This special issue of the Journal of the Midwest Modern Language Association aims to interrogate how transatlantic encounters, itineraries, and movements have shaped literary and cultural expressions, influencing the formation of both individual and collective knowledge. In particular, it aspires to foster a dialogue to address political, ethical, sexual, and aesthetic questions related to transatlantic interactions among people, practices, and ideas, expanding from traditional Eurocentric perspectives and canonized narratives to encompass a global perspective. This dialogue becomes even more relevant in the present days, considering the political and cultural implications of such motilities. Transatlantic travels have played a
Have you taught a place-based course in literature, history, American studies, or the humanities more generally? Have you focused on place in courses on Latinx, African American, Native American, or queer studies? What design choices did you make when creating your syllabus? If you were to redesign the documents for this course, what would you change?
I invite participants for a poster session in document design for place-based studies to take place at the 49th annual symposium of the Society for the Study of Midwestern Literature (SSML) in East Lansing, Michigan, on May 16-18, 2019.

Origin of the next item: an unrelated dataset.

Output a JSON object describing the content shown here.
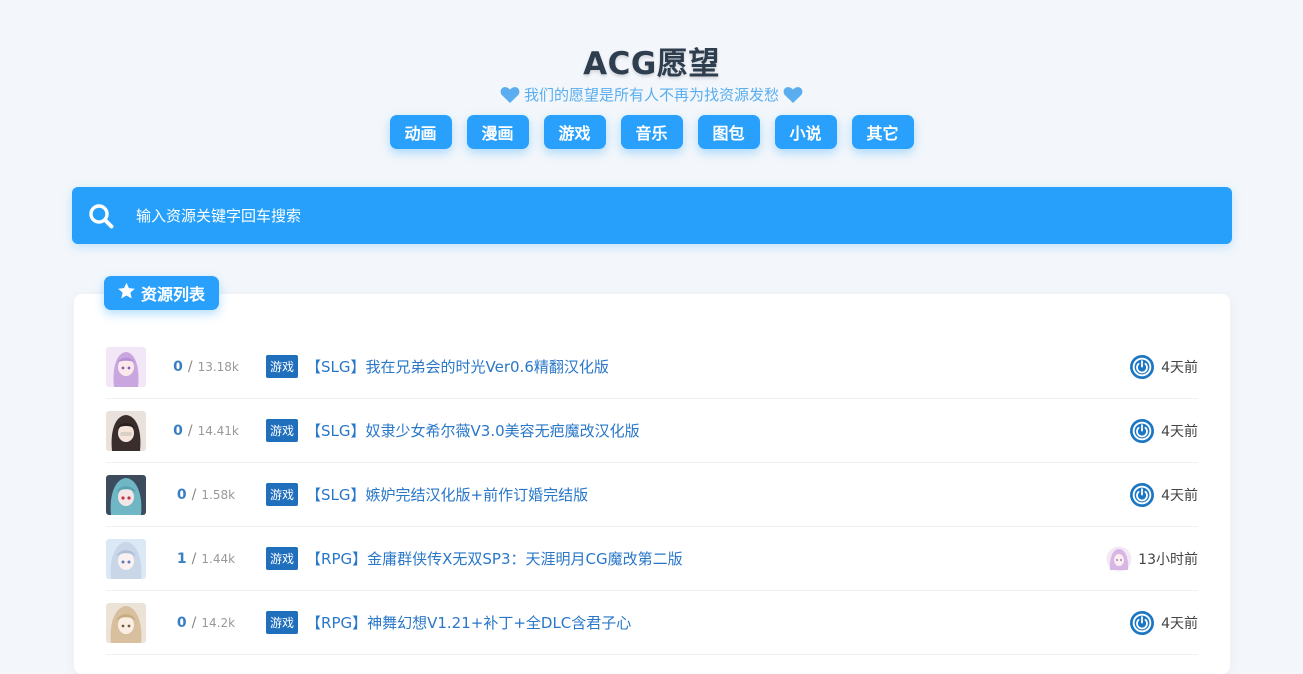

Open call for papers
The Journal of the British Fantasy Society contains a mix of academic papers, reviews, interviews and feature articles. We are looking for submissions from people who are primarily researching fantasy, but we are also interested in the related fields of horror, science fiction, folklore etc. Our contributors and readers have interests across many genres and in many media: literature, comics, movies, music, oral histories and so on.
We are keen to hear about contemporary works, but are also happy to receive submissions about works, creators or areas that have fallen by the wayside over the years.
Limina: A Journal of Historical and Cultural Studies is pleased to announce the call for papers for the 14th annual Limina conference, which will be held at the University of Western Australia on July 18-19th 2019.
CFP for Special Issue — Deadline in January!
Scene is dedicated to a critical examination of space and scenic production. This double-blind peer-reviewed journal provides an opportunity for dynamic debate, reflection and criticism. With a strong interdisciplinary focus, we welcome articles, interviews, visual essays, and reports from conferences and festivals. We want to explore new critical frameworks for the scholarship of creating a scene.
The Uses of Aesthetics12–14 September, 2019Karlstad University, Sweden
An international interdisciplinary conference organized by the research group for culture studies KuFo (Kulturvetenskapliga forskargruppen) in celebration of KuFo’s ten-year anniversary.